Task directions: Each entry that follows should be retyped in full and exactly.

[Entries from a dataset of interfaces]
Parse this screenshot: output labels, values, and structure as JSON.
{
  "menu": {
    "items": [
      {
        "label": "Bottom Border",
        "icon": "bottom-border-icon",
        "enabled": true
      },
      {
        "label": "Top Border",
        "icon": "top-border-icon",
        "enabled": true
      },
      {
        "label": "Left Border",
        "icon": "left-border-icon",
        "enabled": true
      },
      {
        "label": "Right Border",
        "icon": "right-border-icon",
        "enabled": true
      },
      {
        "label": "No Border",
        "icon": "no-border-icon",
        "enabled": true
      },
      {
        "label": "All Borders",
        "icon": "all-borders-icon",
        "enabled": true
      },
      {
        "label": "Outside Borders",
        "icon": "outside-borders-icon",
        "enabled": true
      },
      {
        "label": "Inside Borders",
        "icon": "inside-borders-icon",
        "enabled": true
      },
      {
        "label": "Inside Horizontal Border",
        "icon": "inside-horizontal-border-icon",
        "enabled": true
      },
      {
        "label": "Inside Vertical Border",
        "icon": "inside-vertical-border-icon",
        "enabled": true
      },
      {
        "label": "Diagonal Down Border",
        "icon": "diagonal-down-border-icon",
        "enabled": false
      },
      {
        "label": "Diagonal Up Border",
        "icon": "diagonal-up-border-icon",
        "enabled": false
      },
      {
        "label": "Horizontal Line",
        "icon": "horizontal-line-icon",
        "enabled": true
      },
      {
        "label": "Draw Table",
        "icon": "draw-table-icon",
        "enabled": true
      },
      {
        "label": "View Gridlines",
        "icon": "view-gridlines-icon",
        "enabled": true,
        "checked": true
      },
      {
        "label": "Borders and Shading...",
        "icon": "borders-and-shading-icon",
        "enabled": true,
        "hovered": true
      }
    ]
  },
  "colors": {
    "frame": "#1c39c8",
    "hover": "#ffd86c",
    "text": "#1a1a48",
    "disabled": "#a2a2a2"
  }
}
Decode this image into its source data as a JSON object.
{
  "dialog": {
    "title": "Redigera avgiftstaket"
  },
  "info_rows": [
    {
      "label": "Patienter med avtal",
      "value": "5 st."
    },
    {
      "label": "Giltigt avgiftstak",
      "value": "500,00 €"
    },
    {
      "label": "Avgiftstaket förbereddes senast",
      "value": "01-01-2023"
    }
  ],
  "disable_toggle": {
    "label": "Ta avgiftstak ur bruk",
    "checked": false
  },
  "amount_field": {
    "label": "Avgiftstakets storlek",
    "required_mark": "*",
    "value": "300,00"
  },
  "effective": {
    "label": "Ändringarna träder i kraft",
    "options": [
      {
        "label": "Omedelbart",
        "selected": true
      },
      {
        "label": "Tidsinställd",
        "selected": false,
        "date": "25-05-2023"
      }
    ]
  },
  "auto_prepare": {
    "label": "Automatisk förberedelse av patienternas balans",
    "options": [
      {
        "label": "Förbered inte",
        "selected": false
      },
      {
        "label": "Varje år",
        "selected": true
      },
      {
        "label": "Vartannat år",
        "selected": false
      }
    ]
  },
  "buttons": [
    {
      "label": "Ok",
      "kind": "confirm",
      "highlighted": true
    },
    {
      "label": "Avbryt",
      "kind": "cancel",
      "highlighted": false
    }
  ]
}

Task solution:
Parse this screenshot: output labels, values, and structure as JSON.
{
  "menu": {
    "items": [
      {
        "label": "Bottom Border",
        "icon": "bottom-border-icon",
        "enabled": true
      },
      {
        "label": "Top Border",
        "icon": "top-border-icon",
        "enabled": true
      },
      {
        "label": "Left Border",
        "icon": "left-border-icon",
        "enabled": true
      },
      {
        "label": "Right Border",
        "icon": "right-border-icon",
        "enabled": true
      },
      {
        "label": "No Border",
        "icon": "no-border-icon",
        "enabled": true
      },
      {
        "label": "All Borders",
        "icon": "all-borders-icon",
        "enabled": true
      },
      {
        "label": "Outside Borders",
        "icon": "outside-borders-icon",
        "enabled": true
      },
      {
        "label": "Inside Borders",
        "icon": "inside-borders-icon",
        "enabled": true
      },
      {
        "label": "Inside Horizontal Border",
        "icon": "inside-horizontal-border-icon",
        "enabled": true
      },
      {
        "label": "Inside Vertical Border",
        "icon": "inside-vertical-border-icon",
        "enabled": true
      },
      {
        "label": "Diagonal Down Border",
        "icon": "diagonal-down-border-icon",
        "enabled": false
      },
      {
        "label": "Diagonal Up Border",
        "icon": "diagonal-up-border-icon",
        "enabled": false
      },
      {
        "label": "Horizontal Line",
        "icon": "horizontal-line-icon",
        "enabled": true
      },
      {
        "label": "Draw Table",
        "icon": "draw-table-icon",
        "enabled": true
      },
      {
        "label": "View Gridlines",
        "icon": "view-gridlines-icon",
        "enabled": true,
        "checked": true
      },
      {
        "label": "Borders and Shading...",
        "icon": "borders-and-shading-icon",
        "enabled": true,
        "hovered": true
      }
    ]
  },
  "colors": {
    "frame": "#1c39c8",
    "hover": "#ffd86c",
    "text": "#1a1a48",
    "disabled": "#a2a2a2"
  }
}
Decode this image into its source data as a JSON object.
{
  "dialog": {
    "title": "Redigera avgiftstaket"
  },
  "info_rows": [
    {
      "label": "Patienter med avtal",
      "value": "5 st."
    },
    {
      "label": "Giltigt avgiftstak",
      "value": "500,00 €"
    },
    {
      "label": "Avgiftstaket förbereddes senast",
      "value": "01-01-2023"
    }
  ],
  "disable_toggle": {
    "label": "Ta avgiftstak ur bruk",
    "checked": false
  },
  "amount_field": {
    "label": "Avgiftstakets storlek",
    "required_mark": "*",
    "value": "300,00"
  },
  "effective": {
    "label": "Ändringarna träder i kraft",
    "options": [
      {
        "label": "Omedelbart",
        "selected": true
      },
      {
        "label": "Tidsinställd",
        "selected": false,
        "date": "25-05-2023"
      }
    ]
  },
  "auto_prepare": {
    "label": "Automatisk förberedelse av patienternas balans",
    "options": [
      {
        "label": "Förbered inte",
        "selected": false
      },
      {
        "label": "Varje år",
        "selected": true
      },
      {
        "label": "Vartannat år",
        "selected": false
      }
    ]
  },
  "buttons": [
    {
      "label": "Ok",
      "kind": "confirm",
      "highlighted": true
    },
    {
      "label": "Avbryt",
      "kind": "cancel",
      "highlighted": false
    }
  ]
}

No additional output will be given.